Projected 2013-14 Stat Line
22.7 PPG / 8.3 APG / 3.8 RPG / 46.2 FG% / 31.5 3PT%
A year without Rose meant new-found offensive responsibility for his teammates, and several responded with career years. Sophomore wing Jimmy Butler set career highs across the board, while first-time All-Star Joakim Noah had his highest scoring season (11.9) and shattered his previous best assist average (4.0).
That means Rose might be joining an even stronger team than the one he left behind, a remarkable development considering Chicago paced the Eastern Conference in each of the two previous seasons.
But that's not necessarily a detriment to his future numbers.
Thibodeau rides his favorite players harder than any coach in the league (Luol Deng led the league with 38.7 minutes per game) and won't have any problem giving Rose as many as offensive chances as he can handle.
The Bulls might be searching for another floor spacer if Marco Belinelli (career 38.7 three-point percentage) bolts in free agency, but Kirk Hinrich (39.0 three-point percentage) and Butler (38.1) will help keep defenses honest.
Rose is a gifted scorer, capable of finding buckets at any speed and from either direction. But he's a willing passer and understands how much harder he is to contain when he's masterfully striking a balance between scoring and distributing duty.

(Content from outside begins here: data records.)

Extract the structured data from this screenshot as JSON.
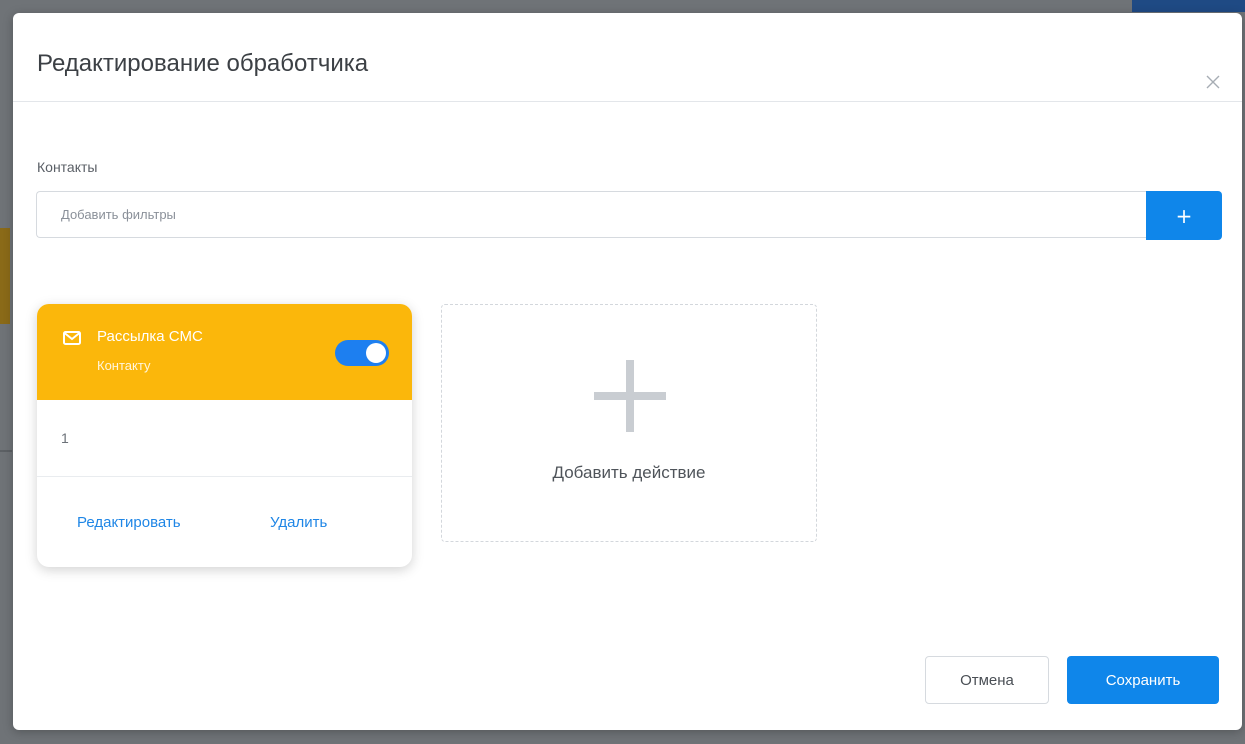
{
  "modal": {
    "title": "Редактирование обработчика",
    "close_icon": "close-icon"
  },
  "contacts": {
    "label": "Контакты",
    "filter_placeholder": "Добавить фильтры",
    "filter_value": "",
    "add_filter_label": "+"
  },
  "action_card": {
    "icon": "mail-icon",
    "title": "Рассылка СМС",
    "subtitle": "Контакту",
    "enabled": true,
    "body_text": "1",
    "edit_label": "Редактировать",
    "delete_label": "Удалить",
    "header_color": "#fbb70b"
  },
  "add_action": {
    "icon": "plus-icon",
    "label": "Добавить действие"
  },
  "footer": {
    "cancel_label": "Отмена",
    "save_label": "Сохранить"
  },
  "colors": {
    "accent": "#0f86ea",
    "link": "#1f86e6",
    "card_header": "#fbb70b"
  }
}
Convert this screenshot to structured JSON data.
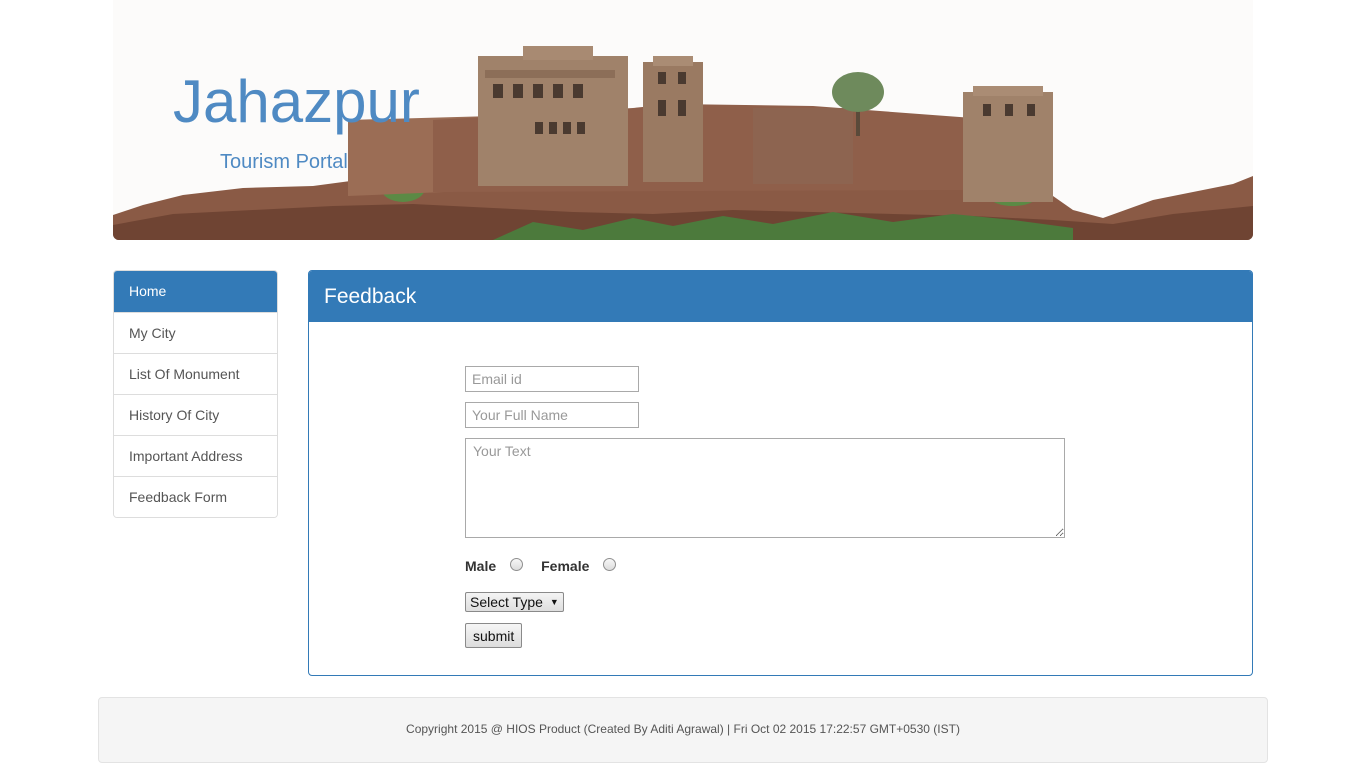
{
  "header": {
    "title": "Jahazpur",
    "subtitle": "Tourism Portal",
    "banner_image": "fort-landscape"
  },
  "sidebar": {
    "items": [
      {
        "label": "Home",
        "active": true
      },
      {
        "label": "My City",
        "active": false
      },
      {
        "label": "List Of Monument",
        "active": false
      },
      {
        "label": "History Of City",
        "active": false
      },
      {
        "label": "Important Address",
        "active": false
      },
      {
        "label": "Feedback Form",
        "active": false
      }
    ]
  },
  "feedback": {
    "heading": "Feedback",
    "email_placeholder": "Email id",
    "email_value": "",
    "name_placeholder": "Your Full Name",
    "name_value": "",
    "text_placeholder": "Your Text",
    "text_value": "",
    "gender_male": "Male",
    "gender_female": "Female",
    "type_selected": "Select Type",
    "submit_label": "submit"
  },
  "footer": {
    "text": "Copyright 2015 @ HIOS Product (Created By Aditi Agrawal) | Fri Oct 02 2015 17:22:57 GMT+0530 (IST)"
  },
  "colors": {
    "primary": "#337ab7",
    "title": "#4f8ac3",
    "footer_bg": "#f5f5f5"
  }
}
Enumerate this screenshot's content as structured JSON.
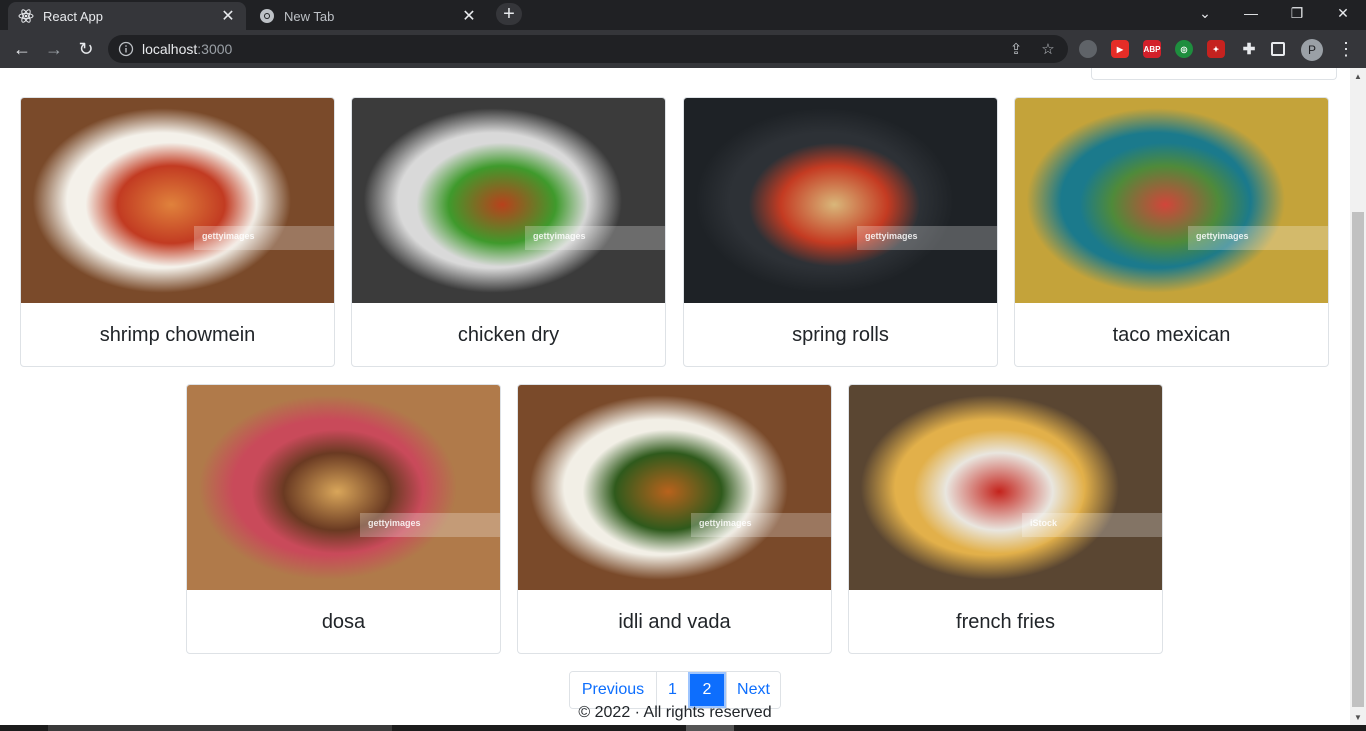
{
  "browser": {
    "tabs": [
      {
        "title": "React App",
        "active": true
      },
      {
        "title": "New Tab",
        "active": false
      }
    ],
    "new_tab_symbol": "+",
    "url": {
      "host": "localhost",
      "port": ":3000"
    },
    "window_controls": {
      "minimize": "—",
      "restore": "❐",
      "close": "✕",
      "dropdown": "⌄"
    },
    "profile_initial": "P",
    "extensions": [
      {
        "icon": "owl-extension-icon",
        "color": "#5f6368",
        "label": ""
      },
      {
        "icon": "video-extension-icon",
        "color": "#e52d27",
        "label": "▶"
      },
      {
        "icon": "adblock-plus-icon",
        "color": "#d3202a",
        "label": "ABP"
      },
      {
        "icon": "target-extension-icon",
        "color": "#1e8e3e",
        "label": "◎"
      },
      {
        "icon": "red-extension-icon",
        "color": "#c5221f",
        "label": "✦"
      }
    ]
  },
  "products": [
    {
      "name": "shrimp chowmein",
      "colors": [
        "#7a4a2a",
        "#f4f1ea",
        "#e0823c",
        "#c23b22"
      ]
    },
    {
      "name": "chicken dry",
      "colors": [
        "#3b3b3b",
        "#d9d9d9",
        "#b8411c",
        "#3f9a2c"
      ]
    },
    {
      "name": "spring rolls",
      "colors": [
        "#1e2226",
        "#2d3136",
        "#d9b77a",
        "#c43b22"
      ]
    },
    {
      "name": "taco mexican",
      "colors": [
        "#c4a33a",
        "#1b7a8c",
        "#d2453a",
        "#4f8a3a"
      ]
    },
    {
      "name": "dosa",
      "colors": [
        "#b07a4a",
        "#c94a5a",
        "#d9a65a",
        "#6a3a22"
      ]
    },
    {
      "name": "idli and vada",
      "colors": [
        "#7a4a2a",
        "#f2efe6",
        "#b8621c",
        "#2f5a1c"
      ]
    },
    {
      "name": "french fries",
      "colors": [
        "#5a4632",
        "#e2b04a",
        "#c4231c",
        "#e9e6df"
      ]
    }
  ],
  "watermarks": [
    "gettyimages",
    "gettyimages",
    "gettyimages",
    "gettyimages",
    "gettyimages",
    "gettyimages",
    "iStock"
  ],
  "pagination": {
    "previous": "Previous",
    "pages": [
      "1",
      "2"
    ],
    "active_page": "2",
    "next": "Next"
  },
  "footer": "© 2022 · All rights reserved"
}
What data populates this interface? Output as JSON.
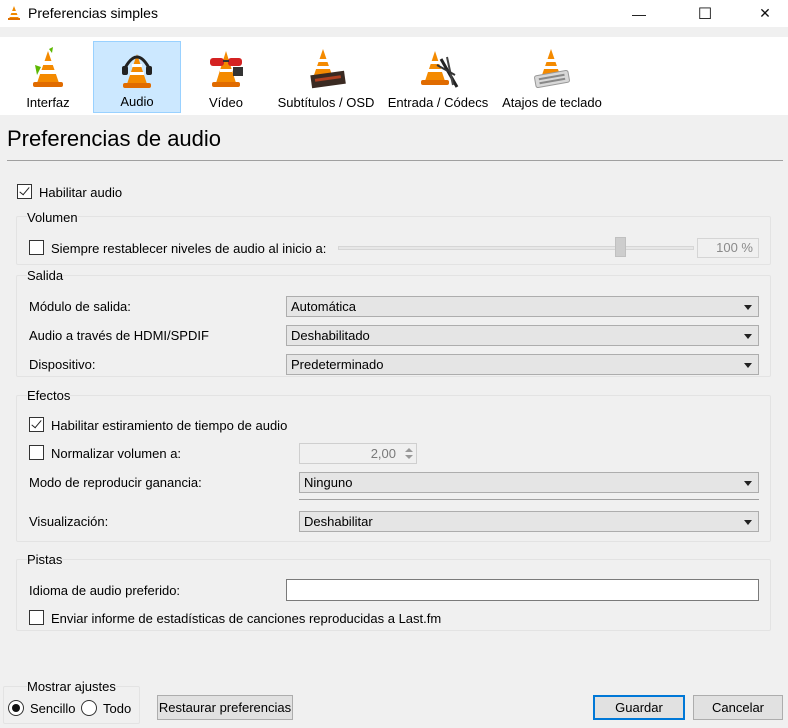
{
  "window": {
    "title": "Preferencias simples",
    "minimize_glyph": "—",
    "maximize_glyph": "☐",
    "close_glyph": "✕"
  },
  "categories": [
    {
      "label": "Interfaz",
      "icon": "vlc-cone-icon"
    },
    {
      "label": "Audio",
      "icon": "headphones-cone-icon",
      "selected": true
    },
    {
      "label": "Vídeo",
      "icon": "glasses-cone-icon"
    },
    {
      "label": "Subtítulos / OSD",
      "icon": "subtitles-cone-icon"
    },
    {
      "label": "Entrada / Códecs",
      "icon": "cables-cone-icon"
    },
    {
      "label": "Atajos de teclado",
      "icon": "keyboard-cone-icon"
    }
  ],
  "page": {
    "heading": "Preferencias de audio",
    "enable_audio_label": "Habilitar audio",
    "enable_audio_checked": true
  },
  "volume": {
    "group_title": "Volumen",
    "reset_label": "Siempre restablecer niveles de audio al inicio a:",
    "reset_checked": false,
    "value_text": "100 %",
    "slider_level": 0.79
  },
  "output": {
    "group_title": "Salida",
    "module_label": "Módulo de salida:",
    "module_value": "Automática",
    "hdmi_label": "Audio a través de HDMI/SPDIF",
    "hdmi_value": "Deshabilitado",
    "device_label": "Dispositivo:",
    "device_value": "Predeterminado"
  },
  "effects": {
    "group_title": "Efectos",
    "stretch_label": "Habilitar estiramiento de tiempo de audio",
    "stretch_checked": true,
    "normalize_label": "Normalizar volumen a:",
    "normalize_checked": false,
    "normalize_value": "2,00",
    "replaygain_label": "Modo de reproducir ganancia:",
    "replaygain_value": "Ninguno",
    "visualization_label": "Visualización:",
    "visualization_value": "Deshabilitar"
  },
  "tracks": {
    "group_title": "Pistas",
    "language_label": "Idioma de audio preferido:",
    "language_value": "",
    "lastfm_label": "Enviar informe de estadísticas de canciones reproducidas a Last.fm",
    "lastfm_checked": false
  },
  "footer": {
    "show_settings_title": "Mostrar ajustes",
    "simple_label": "Sencillo",
    "all_label": "Todo",
    "selected_mode": "Sencillo",
    "reset_button": "Restaurar preferencias",
    "save_button": "Guardar",
    "cancel_button": "Cancelar"
  }
}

A slightly lesser scoring load (he averaged 25.0 in his MVP year) should mean better shot selection, so his field-goal percentage may creep back toward the success rate of his first few seasons. And with these added offensive weapons, he should be well armed for career-best assist numbers.
The Crystal Ball Says...
This was a championship-caliber club with a healthy Rose and it proved to be a tough playoff without him.
Frankly there's nothing holding Chicago back from returning to the ranks of the elites.
Whatever feeling-out period both sides need to experience should be taken care of in training camp and the preseason. They should hit the ground running when the regular season tips off.
The championship path still runs through South Beach, and the Bulls know that fact better than any other team. Miami has handed Chicago two of its last three playoff exits, and James' Cleveland Cavaliers played the role of executioner in 2009-10.
But Rose's return coupled with the further development of Noah and Butler means its only a matter of time before the Larry O'Brien Trophy returns to Chicago.